### Task
Write out all of the records exactly once more and skip the images.

### Extracted material
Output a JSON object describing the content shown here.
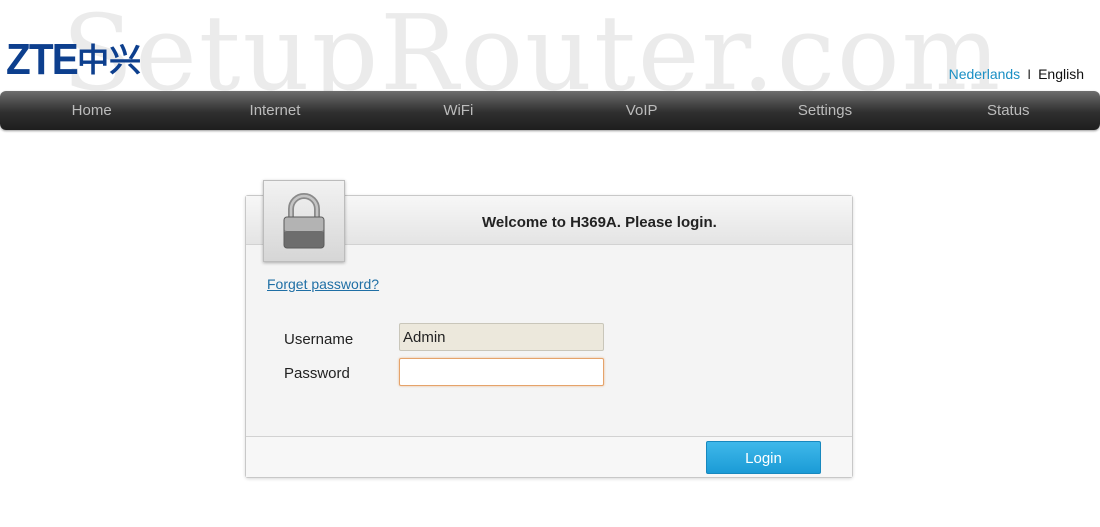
{
  "watermark": "SetupRouter.com",
  "brand": {
    "logo_text": "ZTE",
    "logo_chinese": "中兴",
    "color": "#0d3f8e"
  },
  "language": {
    "option_1": "Nederlands",
    "separator": "I",
    "option_2": "English"
  },
  "nav": {
    "items": [
      {
        "label": "Home"
      },
      {
        "label": "Internet"
      },
      {
        "label": "WiFi"
      },
      {
        "label": "VoIP"
      },
      {
        "label": "Settings"
      },
      {
        "label": "Status"
      }
    ]
  },
  "login": {
    "title": "Welcome to H369A. Please login.",
    "forgot_label": "Forget password?",
    "username_label": "Username",
    "username_value": "Admin",
    "password_label": "Password",
    "password_value": "",
    "button_label": "Login",
    "lock_icon": "padlock-icon",
    "accent_color": "#1b9bd6"
  }
}
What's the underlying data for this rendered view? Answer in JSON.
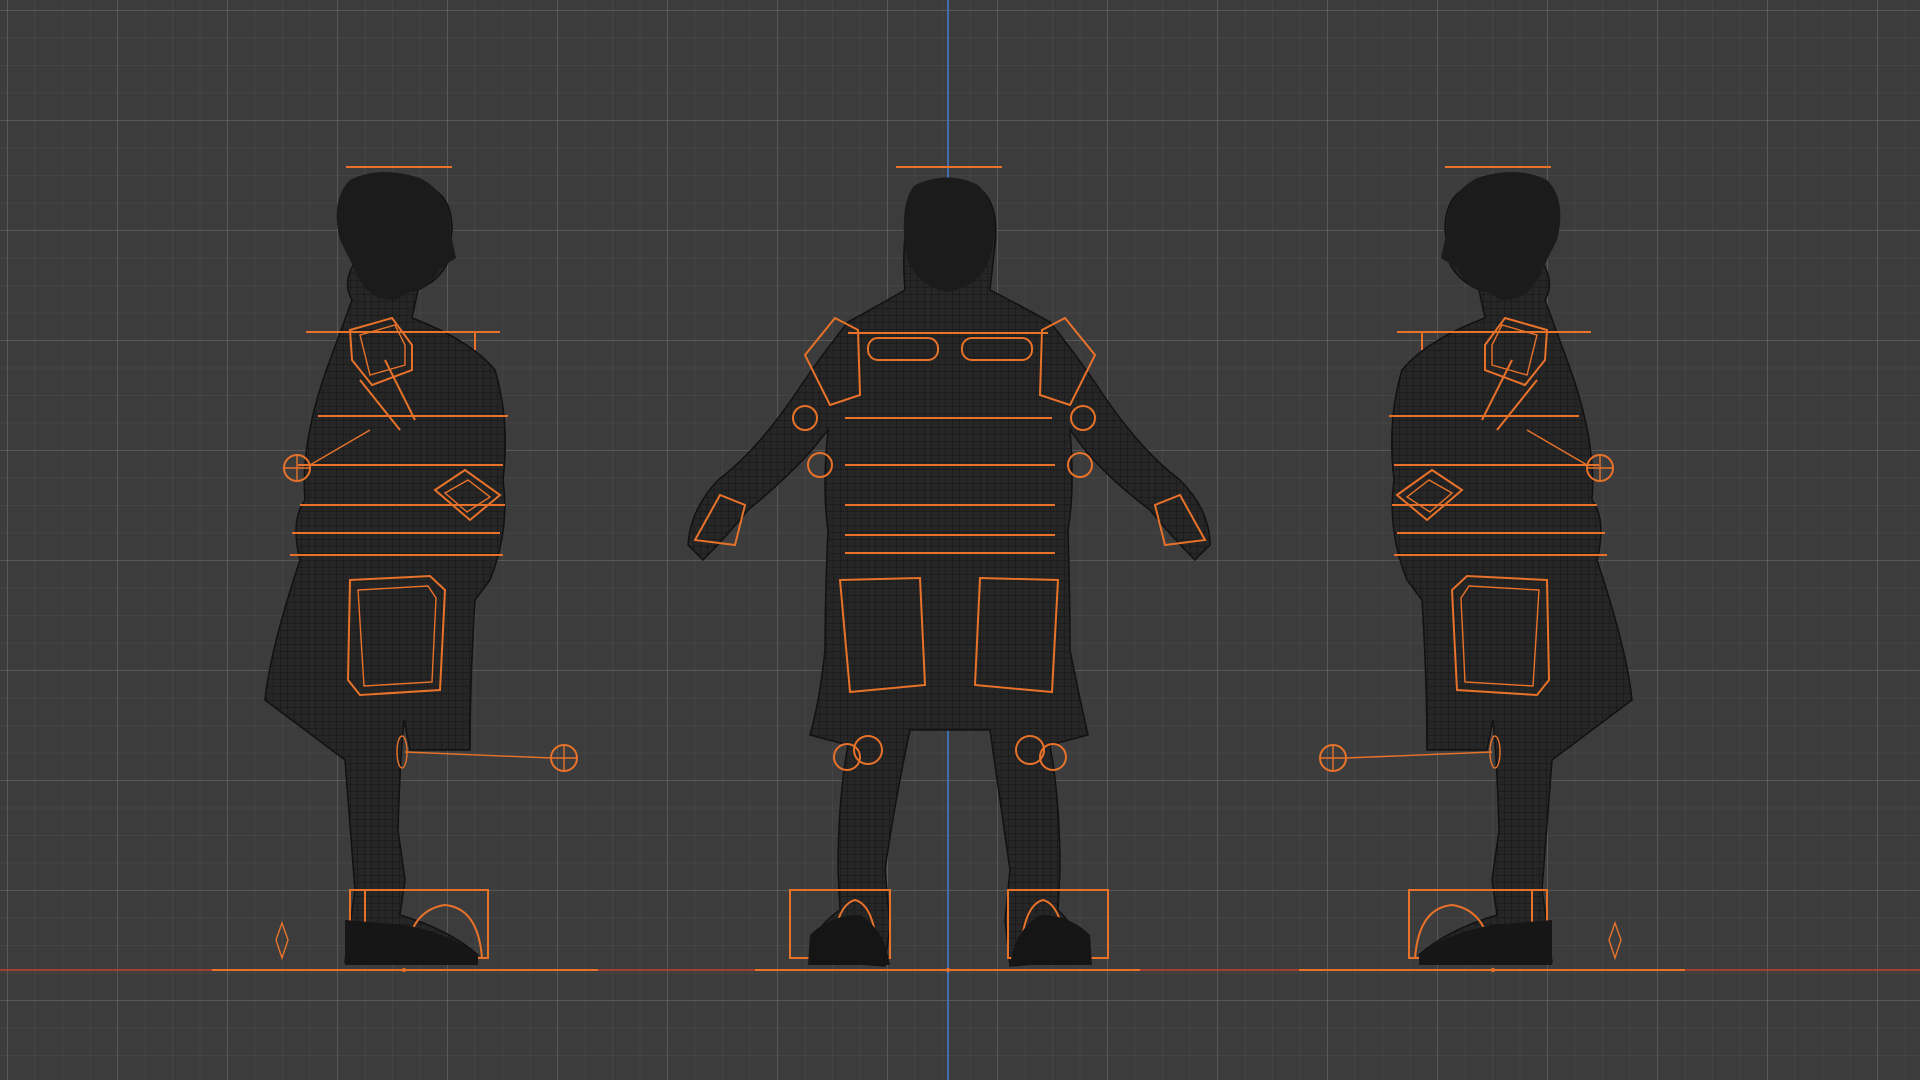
{
  "viewport": {
    "background": "#3c3c3c",
    "grid_major": "#4e4e4e",
    "axis_vertical_color": "#3f7fd6",
    "axis_horizontal_color": "#c0412f",
    "rig_color": "#e8722a",
    "mesh_color": "#111111"
  },
  "views": [
    {
      "name": "side-left",
      "facing": "right"
    },
    {
      "name": "front",
      "facing": "front"
    },
    {
      "name": "side-right",
      "facing": "left"
    }
  ]
}
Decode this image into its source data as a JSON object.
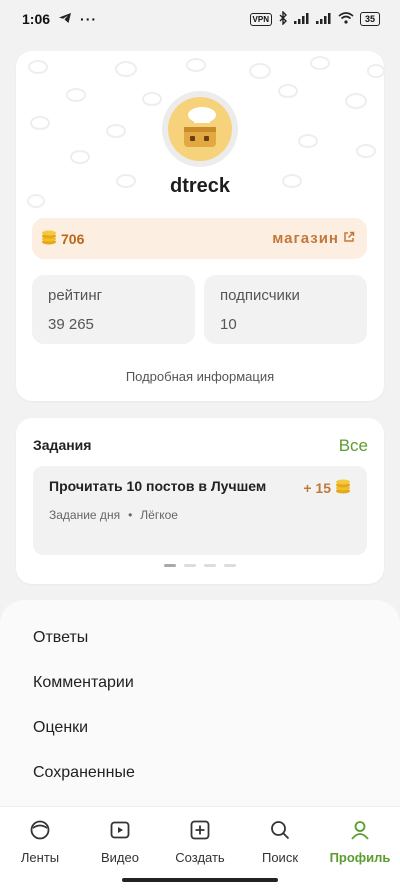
{
  "status": {
    "time": "1:06",
    "vpn": "VPN",
    "battery": "35"
  },
  "profile": {
    "username": "dtreck",
    "coins": "706",
    "shop_label": "магазин",
    "rating_label": "рейтинг",
    "rating_value": "39 265",
    "followers_label": "подписчики",
    "followers_value": "10",
    "more_info": "Подробная информация"
  },
  "tasks": {
    "title": "Задания",
    "all_label": "Все",
    "item": {
      "name": "Прочитать 10 постов в Лучшем",
      "reward": "+ 15",
      "type": "Задание дня",
      "separator": "•",
      "difficulty": "Лёгкое"
    },
    "page_count": 4,
    "active_page": 0
  },
  "menu": [
    "Ответы",
    "Комментарии",
    "Оценки",
    "Сохраненные"
  ],
  "nav": [
    {
      "label": "Ленты",
      "icon": "feeds-icon"
    },
    {
      "label": "Видео",
      "icon": "video-icon"
    },
    {
      "label": "Создать",
      "icon": "create-icon"
    },
    {
      "label": "Поиск",
      "icon": "search-icon"
    },
    {
      "label": "Профиль",
      "icon": "profile-icon"
    }
  ],
  "colors": {
    "accent": "#5b9c2f",
    "coin": "#c2783a",
    "coins_bg": "#fdeee2"
  }
}
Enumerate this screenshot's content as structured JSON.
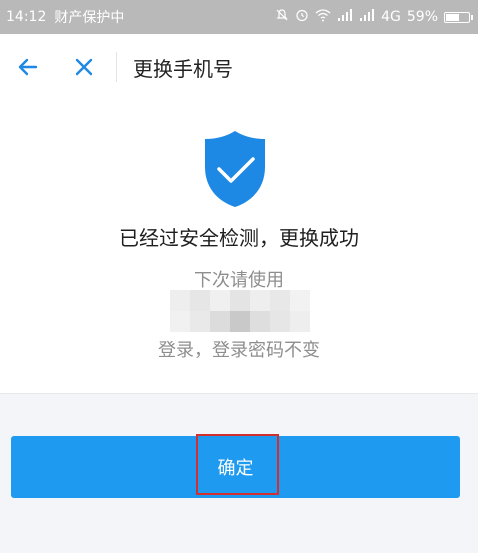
{
  "status_bar": {
    "time": "14:12",
    "carrier_label": "财产保护中",
    "network": "4G",
    "battery": "59%",
    "battery_level": 0.59,
    "icons": [
      "mute-icon",
      "alarm-icon",
      "wifi-icon",
      "signal-icon",
      "signal-icon",
      "battery-icon"
    ]
  },
  "nav": {
    "title": "更换手机号",
    "back_icon": "arrow-left-icon",
    "close_icon": "close-icon",
    "accent_color": "#1e88e5"
  },
  "main": {
    "shield_icon": "shield-check-icon",
    "shield_color": "#1e88e5",
    "headline": "已经过安全检测，更换成功",
    "subline_before": "下次请使用",
    "subline_after": "登录，登录密码不变"
  },
  "actions": {
    "confirm_label": "确定",
    "button_color": "#1e9af0",
    "highlight_color": "#d22f2f"
  }
}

### Task result
Output a JSON object describing the content shown here.
{
  "watermark": "SetupRouter.com",
  "brand": {
    "logo_text": "ZTE",
    "logo_chinese": "中兴",
    "color": "#0d3f8e"
  },
  "language": {
    "option_1": "Nederlands",
    "separator": "I",
    "option_2": "English"
  },
  "nav": {
    "items": [
      {
        "label": "Home"
      },
      {
        "label": "Internet"
      },
      {
        "label": "WiFi"
      },
      {
        "label": "VoIP"
      },
      {
        "label": "Settings"
      },
      {
        "label": "Status"
      }
    ]
  },
  "login": {
    "title": "Welcome to H369A. Please login.",
    "forgot_label": "Forget password?",
    "username_label": "Username",
    "username_value": "Admin",
    "password_label": "Password",
    "password_value": "",
    "button_label": "Login",
    "lock_icon": "padlock-icon",
    "accent_color": "#1b9bd6"
  }
}
What's the underlying data for this rendered view? Answer in JSON.
{
  "viewport": {
    "background": "#3c3c3c",
    "grid_major": "#4e4e4e",
    "axis_vertical_color": "#3f7fd6",
    "axis_horizontal_color": "#c0412f",
    "rig_color": "#e8722a",
    "mesh_color": "#111111"
  },
  "views": [
    {
      "name": "side-left",
      "facing": "right"
    },
    {
      "name": "front",
      "facing": "front"
    },
    {
      "name": "side-right",
      "facing": "left"
    }
  ]
}
Decode this image into its source data as a JSON object.
{
  "status": {
    "time": "1:06",
    "vpn": "VPN",
    "battery": "35"
  },
  "profile": {
    "username": "dtreck",
    "coins": "706",
    "shop_label": "магазин",
    "rating_label": "рейтинг",
    "rating_value": "39 265",
    "followers_label": "подписчики",
    "followers_value": "10",
    "more_info": "Подробная информация"
  },
  "tasks": {
    "title": "Задания",
    "all_label": "Все",
    "item": {
      "name": "Прочитать 10 постов в Лучшем",
      "reward": "+ 15",
      "type": "Задание дня",
      "separator": "•",
      "difficulty": "Лёгкое"
    },
    "page_count": 4,
    "active_page": 0
  },
  "menu": [
    "Ответы",
    "Комментарии",
    "Оценки",
    "Сохраненные"
  ],
  "nav": [
    {
      "label": "Ленты",
      "icon": "feeds-icon"
    },
    {
      "label": "Видео",
      "icon": "video-icon"
    },
    {
      "label": "Создать",
      "icon": "create-icon"
    },
    {
      "label": "Поиск",
      "icon": "search-icon"
    },
    {
      "label": "Профиль",
      "icon": "profile-icon"
    }
  ],
  "colors": {
    "accent": "#5b9c2f",
    "coin": "#c2783a",
    "coins_bg": "#fdeee2"
  }
}
Enumerate this screenshot's content as structured JSON.
{
  "status_bar": {
    "time": "14:12",
    "carrier_label": "财产保护中",
    "network": "4G",
    "battery": "59%",
    "battery_level": 0.59,
    "icons": [
      "mute-icon",
      "alarm-icon",
      "wifi-icon",
      "signal-icon",
      "signal-icon",
      "battery-icon"
    ]
  },
  "nav": {
    "title": "更换手机号",
    "back_icon": "arrow-left-icon",
    "close_icon": "close-icon",
    "accent_color": "#1e88e5"
  },
  "main": {
    "shield_icon": "shield-check-icon",
    "shield_color": "#1e88e5",
    "headline": "已经过安全检测，更换成功",
    "subline_before": "下次请使用",
    "subline_after": "登录，登录密码不变"
  },
  "actions": {
    "confirm_label": "确定",
    "button_color": "#1e9af0",
    "highlight_color": "#d22f2f"
  }
}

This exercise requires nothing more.